- [Goal of the exercise]: In the records below, find each line holding the word "речи" and copy it.

- [Source material]:
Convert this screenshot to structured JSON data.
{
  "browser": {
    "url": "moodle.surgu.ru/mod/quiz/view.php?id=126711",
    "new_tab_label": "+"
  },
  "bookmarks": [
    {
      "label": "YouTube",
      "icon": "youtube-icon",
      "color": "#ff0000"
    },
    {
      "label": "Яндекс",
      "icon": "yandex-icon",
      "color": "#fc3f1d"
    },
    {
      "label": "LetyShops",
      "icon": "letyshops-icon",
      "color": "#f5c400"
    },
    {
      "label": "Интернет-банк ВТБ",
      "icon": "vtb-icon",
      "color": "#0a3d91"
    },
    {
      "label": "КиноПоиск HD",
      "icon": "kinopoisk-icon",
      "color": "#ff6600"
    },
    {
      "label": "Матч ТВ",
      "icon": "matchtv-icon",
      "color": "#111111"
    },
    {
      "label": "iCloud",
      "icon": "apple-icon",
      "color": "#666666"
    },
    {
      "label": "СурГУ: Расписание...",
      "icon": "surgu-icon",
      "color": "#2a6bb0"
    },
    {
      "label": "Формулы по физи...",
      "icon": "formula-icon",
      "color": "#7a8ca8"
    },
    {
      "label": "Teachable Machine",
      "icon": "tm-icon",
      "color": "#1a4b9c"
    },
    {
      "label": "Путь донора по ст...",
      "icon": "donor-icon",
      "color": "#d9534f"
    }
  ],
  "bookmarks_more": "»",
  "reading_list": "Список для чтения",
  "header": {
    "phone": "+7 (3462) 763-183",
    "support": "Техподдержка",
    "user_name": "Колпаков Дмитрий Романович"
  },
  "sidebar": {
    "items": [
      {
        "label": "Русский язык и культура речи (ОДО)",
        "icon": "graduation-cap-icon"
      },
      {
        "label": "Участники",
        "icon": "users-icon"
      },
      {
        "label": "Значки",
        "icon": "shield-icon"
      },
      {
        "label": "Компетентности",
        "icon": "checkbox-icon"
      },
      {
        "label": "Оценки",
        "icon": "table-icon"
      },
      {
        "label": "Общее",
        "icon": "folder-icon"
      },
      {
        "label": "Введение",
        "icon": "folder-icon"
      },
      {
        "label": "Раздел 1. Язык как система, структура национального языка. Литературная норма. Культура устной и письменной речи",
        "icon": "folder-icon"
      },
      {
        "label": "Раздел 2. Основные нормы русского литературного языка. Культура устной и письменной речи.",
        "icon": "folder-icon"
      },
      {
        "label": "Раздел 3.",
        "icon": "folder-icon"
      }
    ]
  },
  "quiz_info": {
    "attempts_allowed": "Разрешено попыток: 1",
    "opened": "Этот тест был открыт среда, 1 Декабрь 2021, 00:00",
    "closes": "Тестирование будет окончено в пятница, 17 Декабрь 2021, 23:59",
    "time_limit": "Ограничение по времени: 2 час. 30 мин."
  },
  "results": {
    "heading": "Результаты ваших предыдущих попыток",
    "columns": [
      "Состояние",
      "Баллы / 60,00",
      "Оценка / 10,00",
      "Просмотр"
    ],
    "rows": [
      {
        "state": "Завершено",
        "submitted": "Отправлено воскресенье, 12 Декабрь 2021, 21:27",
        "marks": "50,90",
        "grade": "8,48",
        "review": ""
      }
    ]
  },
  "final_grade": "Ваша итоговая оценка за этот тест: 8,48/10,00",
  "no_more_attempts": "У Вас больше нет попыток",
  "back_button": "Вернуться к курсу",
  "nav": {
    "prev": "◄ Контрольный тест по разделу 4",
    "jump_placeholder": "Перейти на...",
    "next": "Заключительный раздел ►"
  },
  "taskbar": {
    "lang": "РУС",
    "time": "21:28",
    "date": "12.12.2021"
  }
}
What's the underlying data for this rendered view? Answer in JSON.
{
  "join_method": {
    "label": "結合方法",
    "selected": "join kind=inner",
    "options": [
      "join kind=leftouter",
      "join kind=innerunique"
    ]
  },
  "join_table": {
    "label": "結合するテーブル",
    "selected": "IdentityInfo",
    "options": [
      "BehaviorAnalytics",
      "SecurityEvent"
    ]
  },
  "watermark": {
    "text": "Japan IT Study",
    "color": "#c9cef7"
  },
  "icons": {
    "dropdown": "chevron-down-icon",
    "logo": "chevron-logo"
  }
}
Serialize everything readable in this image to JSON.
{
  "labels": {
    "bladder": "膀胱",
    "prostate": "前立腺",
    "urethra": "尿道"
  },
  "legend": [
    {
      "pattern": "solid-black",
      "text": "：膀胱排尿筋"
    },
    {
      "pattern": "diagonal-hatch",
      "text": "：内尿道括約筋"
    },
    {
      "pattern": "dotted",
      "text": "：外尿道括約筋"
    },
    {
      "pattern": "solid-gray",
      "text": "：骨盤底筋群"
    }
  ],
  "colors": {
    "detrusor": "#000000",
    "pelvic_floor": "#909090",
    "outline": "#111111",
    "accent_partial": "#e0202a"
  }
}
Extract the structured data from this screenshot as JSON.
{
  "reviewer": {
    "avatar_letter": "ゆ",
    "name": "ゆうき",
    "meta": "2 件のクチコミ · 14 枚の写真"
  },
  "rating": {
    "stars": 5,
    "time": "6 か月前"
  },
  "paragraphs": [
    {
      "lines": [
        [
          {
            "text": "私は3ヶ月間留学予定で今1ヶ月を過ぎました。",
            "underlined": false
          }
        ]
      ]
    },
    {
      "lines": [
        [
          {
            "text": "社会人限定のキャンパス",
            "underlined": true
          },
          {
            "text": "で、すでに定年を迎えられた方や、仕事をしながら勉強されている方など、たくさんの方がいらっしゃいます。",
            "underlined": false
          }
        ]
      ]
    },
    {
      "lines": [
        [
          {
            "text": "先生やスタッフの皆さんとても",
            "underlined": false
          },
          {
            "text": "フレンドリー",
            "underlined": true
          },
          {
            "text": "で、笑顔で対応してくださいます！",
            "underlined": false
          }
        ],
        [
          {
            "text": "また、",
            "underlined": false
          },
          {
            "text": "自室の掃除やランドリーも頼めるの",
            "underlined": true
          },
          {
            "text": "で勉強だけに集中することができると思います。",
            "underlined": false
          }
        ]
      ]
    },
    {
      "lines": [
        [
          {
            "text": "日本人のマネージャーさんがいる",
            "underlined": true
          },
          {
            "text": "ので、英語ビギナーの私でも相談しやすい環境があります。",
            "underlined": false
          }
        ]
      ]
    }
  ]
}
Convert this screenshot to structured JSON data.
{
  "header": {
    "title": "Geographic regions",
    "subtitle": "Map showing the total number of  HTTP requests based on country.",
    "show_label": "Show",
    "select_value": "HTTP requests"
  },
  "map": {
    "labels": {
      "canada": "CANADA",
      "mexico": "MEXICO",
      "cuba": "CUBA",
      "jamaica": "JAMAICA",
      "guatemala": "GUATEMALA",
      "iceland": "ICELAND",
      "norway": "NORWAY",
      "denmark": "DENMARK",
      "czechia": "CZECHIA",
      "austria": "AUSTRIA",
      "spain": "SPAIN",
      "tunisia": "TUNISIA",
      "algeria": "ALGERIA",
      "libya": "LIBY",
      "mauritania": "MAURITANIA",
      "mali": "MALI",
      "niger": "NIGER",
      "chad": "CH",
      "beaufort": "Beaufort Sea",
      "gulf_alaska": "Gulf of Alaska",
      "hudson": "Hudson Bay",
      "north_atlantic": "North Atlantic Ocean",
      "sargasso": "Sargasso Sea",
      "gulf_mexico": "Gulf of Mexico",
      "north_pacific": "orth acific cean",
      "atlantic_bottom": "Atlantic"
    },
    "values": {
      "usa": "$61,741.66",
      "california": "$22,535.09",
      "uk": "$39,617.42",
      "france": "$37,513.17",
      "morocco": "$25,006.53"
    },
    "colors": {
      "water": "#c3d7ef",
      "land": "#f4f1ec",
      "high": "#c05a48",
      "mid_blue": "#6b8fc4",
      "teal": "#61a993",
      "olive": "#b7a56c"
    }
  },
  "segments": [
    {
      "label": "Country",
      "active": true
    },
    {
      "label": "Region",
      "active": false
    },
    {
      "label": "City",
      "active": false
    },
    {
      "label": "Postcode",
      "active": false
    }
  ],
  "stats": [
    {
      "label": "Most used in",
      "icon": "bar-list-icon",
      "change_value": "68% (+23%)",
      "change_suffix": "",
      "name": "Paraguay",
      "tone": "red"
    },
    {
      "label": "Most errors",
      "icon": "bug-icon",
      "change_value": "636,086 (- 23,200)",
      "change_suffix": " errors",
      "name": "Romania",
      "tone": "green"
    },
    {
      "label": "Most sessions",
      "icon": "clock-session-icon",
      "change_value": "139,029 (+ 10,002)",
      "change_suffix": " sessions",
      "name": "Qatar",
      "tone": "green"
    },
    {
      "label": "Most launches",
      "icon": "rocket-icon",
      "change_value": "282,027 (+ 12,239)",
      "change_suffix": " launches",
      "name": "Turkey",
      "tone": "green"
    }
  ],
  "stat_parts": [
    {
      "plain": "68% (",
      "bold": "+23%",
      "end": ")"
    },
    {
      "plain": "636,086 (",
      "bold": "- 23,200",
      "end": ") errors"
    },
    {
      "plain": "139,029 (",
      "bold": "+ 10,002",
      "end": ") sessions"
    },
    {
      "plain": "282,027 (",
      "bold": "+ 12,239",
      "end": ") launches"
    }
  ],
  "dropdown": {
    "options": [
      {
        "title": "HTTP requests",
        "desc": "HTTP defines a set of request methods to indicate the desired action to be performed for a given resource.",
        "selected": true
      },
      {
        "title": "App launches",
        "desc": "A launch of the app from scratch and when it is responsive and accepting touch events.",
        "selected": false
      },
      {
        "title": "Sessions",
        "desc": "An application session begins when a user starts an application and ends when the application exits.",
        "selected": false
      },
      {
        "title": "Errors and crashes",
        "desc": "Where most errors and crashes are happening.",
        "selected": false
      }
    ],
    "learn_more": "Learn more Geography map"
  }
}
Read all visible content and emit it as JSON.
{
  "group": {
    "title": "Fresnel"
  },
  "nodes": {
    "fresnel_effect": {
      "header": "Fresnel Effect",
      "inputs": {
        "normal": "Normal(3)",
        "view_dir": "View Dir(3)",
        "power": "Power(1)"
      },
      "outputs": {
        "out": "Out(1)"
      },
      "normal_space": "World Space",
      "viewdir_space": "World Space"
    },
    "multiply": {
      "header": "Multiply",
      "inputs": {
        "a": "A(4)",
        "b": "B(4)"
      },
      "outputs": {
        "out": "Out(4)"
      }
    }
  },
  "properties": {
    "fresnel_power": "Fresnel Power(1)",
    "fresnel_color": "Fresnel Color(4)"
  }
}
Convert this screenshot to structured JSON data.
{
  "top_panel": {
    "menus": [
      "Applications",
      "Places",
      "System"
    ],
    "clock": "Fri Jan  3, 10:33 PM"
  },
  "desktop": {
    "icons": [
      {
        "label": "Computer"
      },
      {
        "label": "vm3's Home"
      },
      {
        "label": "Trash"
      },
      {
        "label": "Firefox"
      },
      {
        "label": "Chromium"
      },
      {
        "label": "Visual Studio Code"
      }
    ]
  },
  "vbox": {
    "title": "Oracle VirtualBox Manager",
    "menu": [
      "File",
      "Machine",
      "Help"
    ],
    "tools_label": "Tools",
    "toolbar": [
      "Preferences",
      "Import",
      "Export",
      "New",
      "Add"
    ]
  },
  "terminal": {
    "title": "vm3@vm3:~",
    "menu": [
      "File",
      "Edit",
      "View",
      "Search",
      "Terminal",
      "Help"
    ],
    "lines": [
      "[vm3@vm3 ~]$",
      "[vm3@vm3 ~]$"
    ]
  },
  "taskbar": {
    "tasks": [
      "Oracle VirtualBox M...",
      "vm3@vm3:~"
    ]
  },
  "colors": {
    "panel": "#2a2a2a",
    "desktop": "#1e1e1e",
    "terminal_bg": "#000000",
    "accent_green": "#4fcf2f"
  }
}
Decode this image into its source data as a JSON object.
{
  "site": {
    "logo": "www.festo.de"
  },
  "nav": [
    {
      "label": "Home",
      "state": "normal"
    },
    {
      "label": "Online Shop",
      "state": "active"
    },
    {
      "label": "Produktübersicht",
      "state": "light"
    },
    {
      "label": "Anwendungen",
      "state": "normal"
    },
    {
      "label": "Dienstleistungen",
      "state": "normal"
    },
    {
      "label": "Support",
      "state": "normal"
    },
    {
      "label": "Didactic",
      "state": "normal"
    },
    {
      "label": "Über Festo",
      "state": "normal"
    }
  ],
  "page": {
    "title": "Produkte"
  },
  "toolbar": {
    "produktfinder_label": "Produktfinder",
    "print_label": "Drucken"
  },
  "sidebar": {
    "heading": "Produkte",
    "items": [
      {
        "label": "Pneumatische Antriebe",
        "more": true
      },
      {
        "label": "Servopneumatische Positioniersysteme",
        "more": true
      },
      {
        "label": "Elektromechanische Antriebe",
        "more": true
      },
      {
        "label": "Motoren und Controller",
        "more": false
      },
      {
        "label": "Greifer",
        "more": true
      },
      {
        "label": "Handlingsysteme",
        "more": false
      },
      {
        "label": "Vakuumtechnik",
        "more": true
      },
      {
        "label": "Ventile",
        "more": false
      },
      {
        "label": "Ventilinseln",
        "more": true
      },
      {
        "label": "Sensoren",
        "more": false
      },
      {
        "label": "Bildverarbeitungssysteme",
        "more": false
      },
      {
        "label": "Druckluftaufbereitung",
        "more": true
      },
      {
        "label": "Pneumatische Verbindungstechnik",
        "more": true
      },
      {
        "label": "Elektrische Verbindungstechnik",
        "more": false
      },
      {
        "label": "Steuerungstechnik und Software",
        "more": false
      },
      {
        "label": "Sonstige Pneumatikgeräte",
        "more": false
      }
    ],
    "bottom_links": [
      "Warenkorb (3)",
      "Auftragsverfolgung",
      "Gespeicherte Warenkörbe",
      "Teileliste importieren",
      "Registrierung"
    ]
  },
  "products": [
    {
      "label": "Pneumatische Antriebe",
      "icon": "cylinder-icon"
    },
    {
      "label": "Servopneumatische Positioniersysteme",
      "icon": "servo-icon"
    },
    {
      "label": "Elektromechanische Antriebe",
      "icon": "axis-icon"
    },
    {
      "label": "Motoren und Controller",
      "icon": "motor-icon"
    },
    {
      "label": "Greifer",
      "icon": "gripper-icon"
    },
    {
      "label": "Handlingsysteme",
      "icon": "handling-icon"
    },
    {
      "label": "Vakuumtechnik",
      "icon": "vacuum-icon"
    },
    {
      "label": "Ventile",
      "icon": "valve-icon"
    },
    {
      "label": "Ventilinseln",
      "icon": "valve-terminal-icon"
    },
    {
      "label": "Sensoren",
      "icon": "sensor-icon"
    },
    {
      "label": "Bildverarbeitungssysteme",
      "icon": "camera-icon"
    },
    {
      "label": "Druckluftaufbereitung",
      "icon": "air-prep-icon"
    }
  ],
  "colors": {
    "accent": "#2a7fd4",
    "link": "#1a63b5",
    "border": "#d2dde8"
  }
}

- [Finished task]:
        "label": "Русский язык и культура речи (ОДО)",
        "label": "Раздел 1. Язык как система, структура национального языка. Литературная норма. Культура устной и письменной речи",
        "label": "Раздел 2. Основные нормы русского литературного языка. Культура устной и письменной речи.",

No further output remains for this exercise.